The Colour is a 2003 novel by Rose Tremain, which was nominated for the Orange Broadband Prize for Fiction. It is set in New Zealand.[1]

The Colour
First edition
AuthorRose Tremain
PublisherChatto & Windus)
Publication date
Media typePrint

Plot summaryEdit

Joseph and Harriet Blackstone, and Joseph's mother Lilian, are immigrants from England on the SS Albert into the South Island of New Zealand in 1860s. After settling the two women into accommodation in Christchurch, Joseph travels to the foothills near the Okuku river to build their Cob House. Joseph returns to Christchurch once the house has been built and the three of them set off to start their new lives on their farm.[2]

The harsh first winter brings with it problems which threaten the viability of their farm, but Joseph's chance finding of gold in the nearby creek changes the situation. Not telling Harriet about the find, Joseph abandons the farm and travels by boat to Hokitika on the West Coast of the South Island where major gold strikes have occurred.

After Lilian's death, Harriet also travels to Hokitika and delivers that news to Joseph. The search for gold, the 'colour', goes on in difficult conditions. Joseph's encounters with Will Sefton, a young man whom he met on the boat bringing them to the West Coast, and Pao Yi, a Chinese gardener befriended by Harriet, add flavour to the dynamics of the searching couple's relationship which has become distant and strained.
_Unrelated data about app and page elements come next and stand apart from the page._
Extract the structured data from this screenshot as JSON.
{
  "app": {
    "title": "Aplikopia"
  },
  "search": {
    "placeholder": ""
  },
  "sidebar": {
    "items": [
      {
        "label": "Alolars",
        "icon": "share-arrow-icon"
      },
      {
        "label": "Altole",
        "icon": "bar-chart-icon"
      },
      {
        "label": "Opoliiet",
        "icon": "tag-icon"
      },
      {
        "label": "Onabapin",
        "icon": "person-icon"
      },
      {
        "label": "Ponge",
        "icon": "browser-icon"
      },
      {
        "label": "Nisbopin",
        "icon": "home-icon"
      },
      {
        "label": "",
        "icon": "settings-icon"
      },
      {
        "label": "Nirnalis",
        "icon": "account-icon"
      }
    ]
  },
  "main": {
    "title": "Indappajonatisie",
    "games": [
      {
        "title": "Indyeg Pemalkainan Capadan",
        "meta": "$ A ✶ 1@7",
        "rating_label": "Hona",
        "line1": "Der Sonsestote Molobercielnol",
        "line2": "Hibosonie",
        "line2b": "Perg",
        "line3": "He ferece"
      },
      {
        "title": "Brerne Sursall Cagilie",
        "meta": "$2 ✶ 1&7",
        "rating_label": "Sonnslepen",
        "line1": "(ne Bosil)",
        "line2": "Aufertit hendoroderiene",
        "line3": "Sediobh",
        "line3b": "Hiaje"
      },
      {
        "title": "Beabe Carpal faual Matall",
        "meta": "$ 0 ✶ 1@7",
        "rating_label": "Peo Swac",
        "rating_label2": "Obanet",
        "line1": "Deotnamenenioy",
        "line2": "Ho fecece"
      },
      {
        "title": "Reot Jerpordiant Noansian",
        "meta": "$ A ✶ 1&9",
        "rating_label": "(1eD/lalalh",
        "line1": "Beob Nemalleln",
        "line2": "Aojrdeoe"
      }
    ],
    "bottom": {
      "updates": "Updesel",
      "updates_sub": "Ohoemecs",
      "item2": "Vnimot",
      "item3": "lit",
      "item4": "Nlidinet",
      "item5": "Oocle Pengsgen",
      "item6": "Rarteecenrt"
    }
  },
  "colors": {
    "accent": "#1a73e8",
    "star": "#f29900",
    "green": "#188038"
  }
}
Joseph's guilt surrounding events in England prior to their emigration impact on this separation.


  1. ^ Eder, Richard (7 May 2003). "An Allegory of Mining In All the Wrong Places". The New York Times.
  2. ^ Lane, Harriet (25 May 2003). "All that glisters is not gold". The Observer.